- _Problem to solve_: Lines with "icon": state how many there are in the records below, and nothing else.

- _Task data_:
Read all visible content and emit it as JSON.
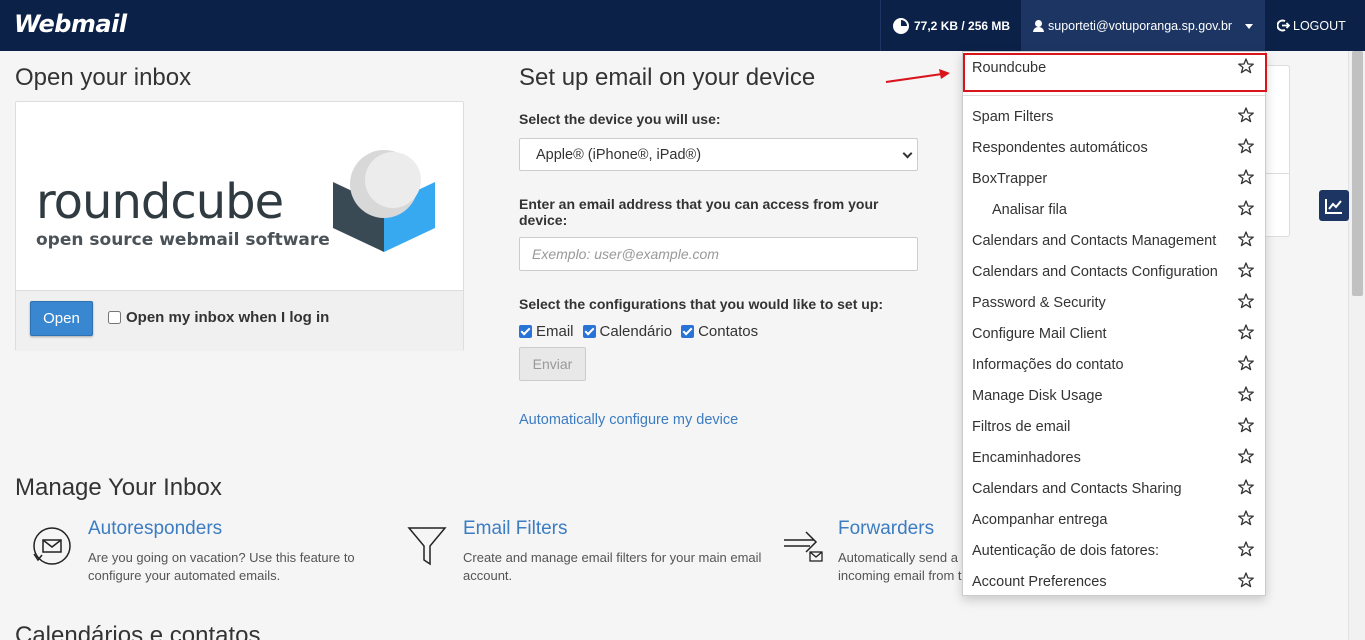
{
  "header": {
    "logo": "Webmail",
    "quota": "77,2 KB / 256 MB",
    "user": "suporteti@votuporanga.sp.gov.br",
    "logout": "LOGOUT"
  },
  "open_inbox": {
    "title": "Open your inbox",
    "client_logo": "roundcube",
    "client_tagline": "open source webmail software",
    "open_button": "Open",
    "open_on_login_label": "Open my inbox when I log in",
    "open_on_login_checked": false
  },
  "setup": {
    "title": "Set up email on your device",
    "device_label": "Select the device you will use:",
    "device_selected": "Apple® (iPhone®, iPad®)",
    "email_label": "Enter an email address that you can access from your device:",
    "email_placeholder": "Exemplo: user@example.com",
    "config_label": "Select the configurations that you would like to set up:",
    "options": [
      {
        "label": "Email",
        "checked": true
      },
      {
        "label": "Calendário",
        "checked": true
      },
      {
        "label": "Contatos",
        "checked": true
      }
    ],
    "submit_button": "Enviar",
    "auto_link": "Automatically configure my device"
  },
  "manage": {
    "title": "Manage Your Inbox",
    "features": [
      {
        "title": "Autoresponders",
        "desc": "Are you going on vacation? Use this feature to configure your automated emails.",
        "icon": "autoresponder-icon"
      },
      {
        "title": "Email Filters",
        "desc": "Create and manage email filters for your main email account.",
        "icon": "filter-icon"
      },
      {
        "title": "Forwarders",
        "desc": "Automatically send a copy of any incoming email from this email",
        "icon": "forwarder-icon"
      }
    ]
  },
  "calendars": {
    "title": "Calendários e contatos"
  },
  "dropdown": {
    "items": [
      {
        "label": "Roundcube",
        "sub": false
      },
      {
        "label": "Spam Filters",
        "sub": false
      },
      {
        "label": "Respondentes automáticos",
        "sub": false
      },
      {
        "label": "BoxTrapper",
        "sub": false
      },
      {
        "label": "Analisar fila",
        "sub": true
      },
      {
        "label": "Calendars and Contacts Management",
        "sub": false
      },
      {
        "label": "Calendars and Contacts Configuration",
        "sub": false
      },
      {
        "label": "Password & Security",
        "sub": false
      },
      {
        "label": "Configure Mail Client",
        "sub": false
      },
      {
        "label": "Informações do contato",
        "sub": false
      },
      {
        "label": "Manage Disk Usage",
        "sub": false
      },
      {
        "label": "Filtros de email",
        "sub": false
      },
      {
        "label": "Encaminhadores",
        "sub": false
      },
      {
        "label": "Calendars and Contacts Sharing",
        "sub": false
      },
      {
        "label": "Acompanhar entrega",
        "sub": false
      },
      {
        "label": "Autenticação de dois fatores:",
        "sub": false
      },
      {
        "label": "Account Preferences",
        "sub": false
      }
    ]
  },
  "colors": {
    "header_bg": "#0b2148",
    "accent_blue": "#3a87d1",
    "link_blue": "#3b7cc2",
    "highlight_red": "#d9141b"
  }
}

- _Worked solution_: 3